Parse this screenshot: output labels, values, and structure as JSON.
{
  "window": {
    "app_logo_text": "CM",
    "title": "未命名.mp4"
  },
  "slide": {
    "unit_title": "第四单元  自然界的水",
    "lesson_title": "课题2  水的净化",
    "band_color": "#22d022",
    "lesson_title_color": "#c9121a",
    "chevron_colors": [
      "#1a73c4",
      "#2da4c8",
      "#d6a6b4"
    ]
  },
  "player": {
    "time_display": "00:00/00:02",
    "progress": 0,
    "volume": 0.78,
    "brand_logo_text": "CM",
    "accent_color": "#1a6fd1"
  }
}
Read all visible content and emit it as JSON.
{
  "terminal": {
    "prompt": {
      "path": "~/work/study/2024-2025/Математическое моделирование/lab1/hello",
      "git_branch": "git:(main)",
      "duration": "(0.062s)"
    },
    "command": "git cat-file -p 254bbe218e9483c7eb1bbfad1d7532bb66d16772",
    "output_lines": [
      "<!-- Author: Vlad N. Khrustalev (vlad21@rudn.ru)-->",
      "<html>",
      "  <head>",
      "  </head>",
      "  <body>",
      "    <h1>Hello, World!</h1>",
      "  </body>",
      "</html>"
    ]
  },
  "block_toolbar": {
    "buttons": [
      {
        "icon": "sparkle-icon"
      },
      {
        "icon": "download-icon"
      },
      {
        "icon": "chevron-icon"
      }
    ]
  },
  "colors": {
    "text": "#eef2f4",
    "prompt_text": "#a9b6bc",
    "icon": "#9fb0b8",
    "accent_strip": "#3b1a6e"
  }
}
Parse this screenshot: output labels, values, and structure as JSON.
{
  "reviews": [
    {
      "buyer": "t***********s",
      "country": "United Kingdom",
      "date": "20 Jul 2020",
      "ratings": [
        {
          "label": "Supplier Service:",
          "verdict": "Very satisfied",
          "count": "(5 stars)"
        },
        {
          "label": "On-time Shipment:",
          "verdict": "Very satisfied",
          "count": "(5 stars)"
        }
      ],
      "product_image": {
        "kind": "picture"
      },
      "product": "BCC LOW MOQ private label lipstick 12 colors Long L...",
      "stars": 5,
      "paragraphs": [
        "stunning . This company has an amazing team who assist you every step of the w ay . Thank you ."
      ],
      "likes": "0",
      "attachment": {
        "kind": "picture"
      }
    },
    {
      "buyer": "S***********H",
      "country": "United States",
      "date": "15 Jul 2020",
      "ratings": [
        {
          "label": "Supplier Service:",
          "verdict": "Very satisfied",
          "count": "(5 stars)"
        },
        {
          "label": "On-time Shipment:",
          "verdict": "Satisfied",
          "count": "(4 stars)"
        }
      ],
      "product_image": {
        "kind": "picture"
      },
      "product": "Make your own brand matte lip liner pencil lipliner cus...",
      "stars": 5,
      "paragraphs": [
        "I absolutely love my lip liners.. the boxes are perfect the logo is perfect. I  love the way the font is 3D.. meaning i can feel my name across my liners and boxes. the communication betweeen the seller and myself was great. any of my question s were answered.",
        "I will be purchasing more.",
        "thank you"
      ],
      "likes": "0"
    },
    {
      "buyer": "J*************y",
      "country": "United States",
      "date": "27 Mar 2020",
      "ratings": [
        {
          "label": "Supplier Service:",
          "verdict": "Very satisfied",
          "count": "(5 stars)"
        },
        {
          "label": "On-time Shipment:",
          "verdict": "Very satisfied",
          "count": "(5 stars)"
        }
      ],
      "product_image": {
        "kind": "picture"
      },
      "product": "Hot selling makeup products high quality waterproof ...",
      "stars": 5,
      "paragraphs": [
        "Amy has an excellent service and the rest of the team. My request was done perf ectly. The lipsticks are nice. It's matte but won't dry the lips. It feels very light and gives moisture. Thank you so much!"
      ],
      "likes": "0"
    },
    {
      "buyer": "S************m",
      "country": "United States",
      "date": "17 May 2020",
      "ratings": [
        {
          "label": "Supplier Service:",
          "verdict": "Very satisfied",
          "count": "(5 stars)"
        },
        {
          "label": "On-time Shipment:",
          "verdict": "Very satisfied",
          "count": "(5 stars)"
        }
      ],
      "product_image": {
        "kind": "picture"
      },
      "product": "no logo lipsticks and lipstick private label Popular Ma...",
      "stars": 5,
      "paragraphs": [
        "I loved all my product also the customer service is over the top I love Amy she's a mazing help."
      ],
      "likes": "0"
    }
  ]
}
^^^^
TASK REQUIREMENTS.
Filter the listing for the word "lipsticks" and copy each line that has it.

YOUR SOLUTION.
        "Amy has an excellent service and the rest of the team. My request was done perf ectly. The lipsticks are nice. It's matte but won't dry the lips. It feels very light and gives moisture. Thank you so much!"
      "product": "no logo lipsticks and lipstick private label Popular Ma...",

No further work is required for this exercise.